Denote an integer partition of $n$ by $\lambda=(\lambda_1\geq\lambda_2\geq\dots\geq\lambda_k)$ where $\lambda_k>0$. Also recall the $q$-analogues of integer $n$ given by $[n]_q=\frac{1-q^n}{1-q}$. Further, let $$[n]_q!=[n]_q[n-1]_q\cdots[2]_q[1]_q \qquad \text{and} \qquad [0]_q!=1.$$ If $\lambda=(\lambda_1\geq\lambda_2\geq\dots\geq\lambda_k)\vdash n$, define $$a(\lambda):=[\lambda_k]_q!\prod_{j=1}^{k-1}\,\,[\lambda_j-\lambda_{j+1}]_q! \qquad \text{and} \qquad b(\lambda)=\prod_{j=1}^k[\lambda_j]_q.$$

Question.The following appears to be true.
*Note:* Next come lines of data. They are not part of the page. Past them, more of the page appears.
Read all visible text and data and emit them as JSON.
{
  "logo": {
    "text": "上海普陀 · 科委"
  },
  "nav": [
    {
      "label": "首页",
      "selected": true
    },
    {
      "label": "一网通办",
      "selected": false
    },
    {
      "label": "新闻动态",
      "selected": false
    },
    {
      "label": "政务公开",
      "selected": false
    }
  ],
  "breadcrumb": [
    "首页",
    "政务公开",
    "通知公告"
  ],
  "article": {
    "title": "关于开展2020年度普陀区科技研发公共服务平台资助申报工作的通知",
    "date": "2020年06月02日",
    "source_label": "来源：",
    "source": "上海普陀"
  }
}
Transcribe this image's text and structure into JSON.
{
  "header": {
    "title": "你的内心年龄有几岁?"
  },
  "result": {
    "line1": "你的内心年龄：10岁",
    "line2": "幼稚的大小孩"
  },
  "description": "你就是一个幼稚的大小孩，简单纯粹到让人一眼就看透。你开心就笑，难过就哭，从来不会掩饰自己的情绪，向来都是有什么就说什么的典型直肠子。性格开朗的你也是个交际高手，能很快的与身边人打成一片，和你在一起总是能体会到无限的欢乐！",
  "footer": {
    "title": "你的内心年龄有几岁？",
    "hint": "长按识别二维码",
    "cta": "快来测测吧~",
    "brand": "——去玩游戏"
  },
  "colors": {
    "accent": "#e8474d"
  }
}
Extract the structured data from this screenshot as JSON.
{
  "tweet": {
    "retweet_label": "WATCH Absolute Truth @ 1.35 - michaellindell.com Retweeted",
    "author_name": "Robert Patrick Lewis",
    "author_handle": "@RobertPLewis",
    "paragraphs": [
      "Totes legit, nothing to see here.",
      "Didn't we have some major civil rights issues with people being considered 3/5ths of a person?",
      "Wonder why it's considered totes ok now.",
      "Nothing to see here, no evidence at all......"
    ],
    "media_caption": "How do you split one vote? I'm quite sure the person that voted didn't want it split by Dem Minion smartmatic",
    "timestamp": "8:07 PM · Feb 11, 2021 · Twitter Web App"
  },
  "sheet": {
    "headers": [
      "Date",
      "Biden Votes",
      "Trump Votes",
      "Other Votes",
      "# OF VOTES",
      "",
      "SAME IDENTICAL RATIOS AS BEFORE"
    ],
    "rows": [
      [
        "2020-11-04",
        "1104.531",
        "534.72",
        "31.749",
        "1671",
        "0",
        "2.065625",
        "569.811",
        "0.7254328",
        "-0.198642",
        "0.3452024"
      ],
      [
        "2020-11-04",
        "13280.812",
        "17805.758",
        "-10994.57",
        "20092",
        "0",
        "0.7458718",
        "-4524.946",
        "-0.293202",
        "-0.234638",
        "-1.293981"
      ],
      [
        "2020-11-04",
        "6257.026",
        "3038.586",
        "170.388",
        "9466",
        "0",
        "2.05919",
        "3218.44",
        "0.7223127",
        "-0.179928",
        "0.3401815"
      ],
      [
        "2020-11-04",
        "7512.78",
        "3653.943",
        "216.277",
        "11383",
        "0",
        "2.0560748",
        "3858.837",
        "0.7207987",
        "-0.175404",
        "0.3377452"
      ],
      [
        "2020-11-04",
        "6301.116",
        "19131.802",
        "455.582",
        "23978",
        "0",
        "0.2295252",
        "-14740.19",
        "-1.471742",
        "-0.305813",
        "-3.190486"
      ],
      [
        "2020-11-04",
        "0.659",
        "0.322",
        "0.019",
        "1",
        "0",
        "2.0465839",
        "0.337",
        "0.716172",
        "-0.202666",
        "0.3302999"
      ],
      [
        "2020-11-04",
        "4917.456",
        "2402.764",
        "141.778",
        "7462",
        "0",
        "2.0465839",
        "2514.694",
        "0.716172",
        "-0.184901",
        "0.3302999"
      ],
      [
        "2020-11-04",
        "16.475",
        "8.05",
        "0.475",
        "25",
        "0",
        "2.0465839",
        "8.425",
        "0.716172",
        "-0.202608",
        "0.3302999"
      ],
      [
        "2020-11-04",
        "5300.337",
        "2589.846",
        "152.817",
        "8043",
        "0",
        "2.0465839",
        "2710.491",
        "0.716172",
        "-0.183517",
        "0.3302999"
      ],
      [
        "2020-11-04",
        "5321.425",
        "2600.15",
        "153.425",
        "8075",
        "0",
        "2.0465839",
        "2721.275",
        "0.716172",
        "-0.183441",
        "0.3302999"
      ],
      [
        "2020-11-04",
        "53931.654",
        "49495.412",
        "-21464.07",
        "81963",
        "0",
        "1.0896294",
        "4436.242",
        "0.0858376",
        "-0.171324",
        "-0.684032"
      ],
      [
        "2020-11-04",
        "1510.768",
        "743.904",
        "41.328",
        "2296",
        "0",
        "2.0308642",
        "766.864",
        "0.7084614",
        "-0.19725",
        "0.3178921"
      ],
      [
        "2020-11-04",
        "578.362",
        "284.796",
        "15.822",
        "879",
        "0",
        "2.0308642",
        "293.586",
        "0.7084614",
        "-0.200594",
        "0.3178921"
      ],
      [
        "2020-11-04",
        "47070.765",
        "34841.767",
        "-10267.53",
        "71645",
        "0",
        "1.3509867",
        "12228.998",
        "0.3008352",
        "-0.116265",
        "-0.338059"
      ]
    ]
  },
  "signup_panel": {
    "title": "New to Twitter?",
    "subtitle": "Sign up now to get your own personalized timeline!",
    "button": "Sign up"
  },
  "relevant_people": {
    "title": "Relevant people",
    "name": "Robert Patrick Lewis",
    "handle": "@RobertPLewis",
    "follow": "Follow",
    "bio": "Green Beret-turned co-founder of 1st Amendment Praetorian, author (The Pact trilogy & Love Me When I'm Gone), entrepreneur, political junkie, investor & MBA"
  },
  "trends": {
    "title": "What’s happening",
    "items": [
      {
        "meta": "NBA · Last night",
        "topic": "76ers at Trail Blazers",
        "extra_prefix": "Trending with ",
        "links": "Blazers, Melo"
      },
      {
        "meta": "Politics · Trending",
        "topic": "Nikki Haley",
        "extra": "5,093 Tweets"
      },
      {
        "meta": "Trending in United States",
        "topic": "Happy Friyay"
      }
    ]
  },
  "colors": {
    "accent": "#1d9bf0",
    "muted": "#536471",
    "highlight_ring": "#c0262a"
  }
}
Is it? $$\prod_{\lambda\vdash n}a(\lambda)=\prod_{\lambda\vdash n}b(\lambda).$$

notfollow by transposing $\lambda$. However, it is equivalent toEnumerative Combinatorics, vol. 1, 2nd ed., Exercise 1.80, after conjugating $\lambda$. Note that the solution to this exercise gives another instance in which a proof was claimed to follow by conjugation. $\endgroup$ – Richard Stanley Oct 7 '18 at 18:48